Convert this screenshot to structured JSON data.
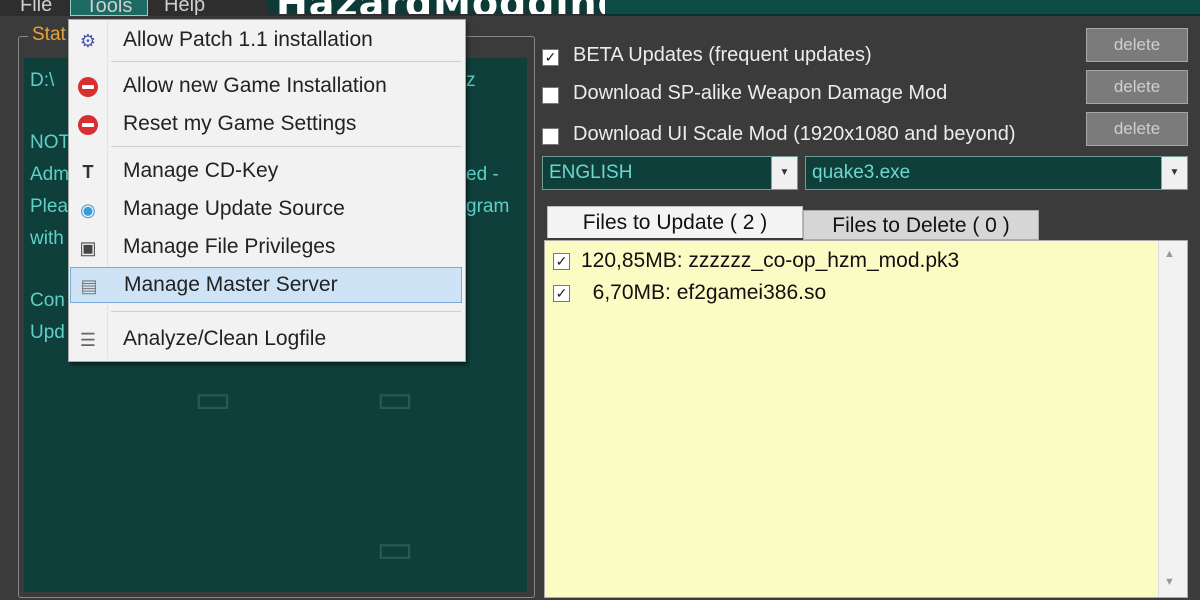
{
  "menubar": {
    "file": "File",
    "tools": "Tools",
    "help": "Help",
    "logo": "HazardModding"
  },
  "status": {
    "legend": "Stat",
    "lines": [
      "D:\\",
      "NOT",
      "Adm",
      "Plea",
      "with",
      "Con",
      "Upd"
    ],
    "right_fragments": [
      "z",
      "ed -",
      "gram"
    ]
  },
  "tools_menu": {
    "items": [
      {
        "icon": "patch-icon",
        "label": "Allow Patch 1.1 installation"
      },
      {
        "icon": "stop-icon",
        "label": "Allow new Game Installation"
      },
      {
        "icon": "stop-icon",
        "label": "Reset my Game Settings"
      },
      {
        "icon": "key-icon",
        "label": "Manage CD-Key"
      },
      {
        "icon": "update-source-icon",
        "label": "Manage Update Source"
      },
      {
        "icon": "save-icon",
        "label": "Manage File Privileges"
      },
      {
        "icon": "server-icon",
        "label": "Manage Master Server"
      },
      {
        "icon": "logfile-icon",
        "label": "Analyze/Clean Logfile"
      }
    ]
  },
  "options": {
    "beta_updates": {
      "label": "BETA Updates (frequent updates)",
      "checked": true
    },
    "sp_weapon_mod": {
      "label": "Download SP-alike Weapon Damage Mod",
      "checked": false
    },
    "ui_scale_mod": {
      "label": "Download UI Scale Mod (1920x1080 and beyond)",
      "checked": false
    },
    "delete_label": "delete"
  },
  "combos": {
    "language": "ENGLISH",
    "executable": "quake3.exe"
  },
  "tabs": {
    "update": "Files to Update ( 2 )",
    "delete": "Files to Delete ( 0 )"
  },
  "files": [
    {
      "text": "120,85MB: zzzzzz_co-op_hzm_mod.pk3",
      "checked": true
    },
    {
      "text": "  6,70MB: ef2gamei386.so",
      "checked": true
    }
  ],
  "colors": {
    "panel_teal": "#0f3f3b",
    "list_yellow": "#fbfbc4",
    "highlight": "#cfe3f7"
  }
}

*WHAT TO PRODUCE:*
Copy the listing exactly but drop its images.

*EXPECTED ANSWER:*
Convert this screenshot to structured JSON data.
{
  "menubar": {
    "file": "File",
    "tools": "Tools",
    "help": "Help",
    "logo": "HazardModding"
  },
  "status": {
    "legend": "Stat",
    "lines": [
      "D:\\",
      "NOT",
      "Adm",
      "Plea",
      "with",
      "Con",
      "Upd"
    ],
    "right_fragments": [
      "z",
      "ed -",
      "gram"
    ]
  },
  "tools_menu": {
    "items": [
      {
        "icon": "patch-icon",
        "label": "Allow Patch 1.1 installation"
      },
      {
        "icon": "stop-icon",
        "label": "Allow new Game Installation"
      },
      {
        "icon": "stop-icon",
        "label": "Reset my Game Settings"
      },
      {
        "icon": "key-icon",
        "label": "Manage CD-Key"
      },
      {
        "icon": "update-source-icon",
        "label": "Manage Update Source"
      },
      {
        "icon": "save-icon",
        "label": "Manage File Privileges"
      },
      {
        "icon": "server-icon",
        "label": "Manage Master Server"
      },
      {
        "icon": "logfile-icon",
        "label": "Analyze/Clean Logfile"
      }
    ]
  },
  "options": {
    "beta_updates": {
      "label": "BETA Updates (frequent updates)",
      "checked": true
    },
    "sp_weapon_mod": {
      "label": "Download SP-alike Weapon Damage Mod",
      "checked": false
    },
    "ui_scale_mod": {
      "label": "Download UI Scale Mod (1920x1080 and beyond)",
      "checked": false
    },
    "delete_label": "delete"
  },
  "combos": {
    "language": "ENGLISH",
    "executable": "quake3.exe"
  },
  "tabs": {
    "update": "Files to Update ( 2 )",
    "delete": "Files to Delete ( 0 )"
  },
  "files": [
    {
      "text": "120,85MB: zzzzzz_co-op_hzm_mod.pk3",
      "checked": true
    },
    {
      "text": "  6,70MB: ef2gamei386.so",
      "checked": true
    }
  ],
  "colors": {
    "panel_teal": "#0f3f3b",
    "list_yellow": "#fbfbc4",
    "highlight": "#cfe3f7"
  }
}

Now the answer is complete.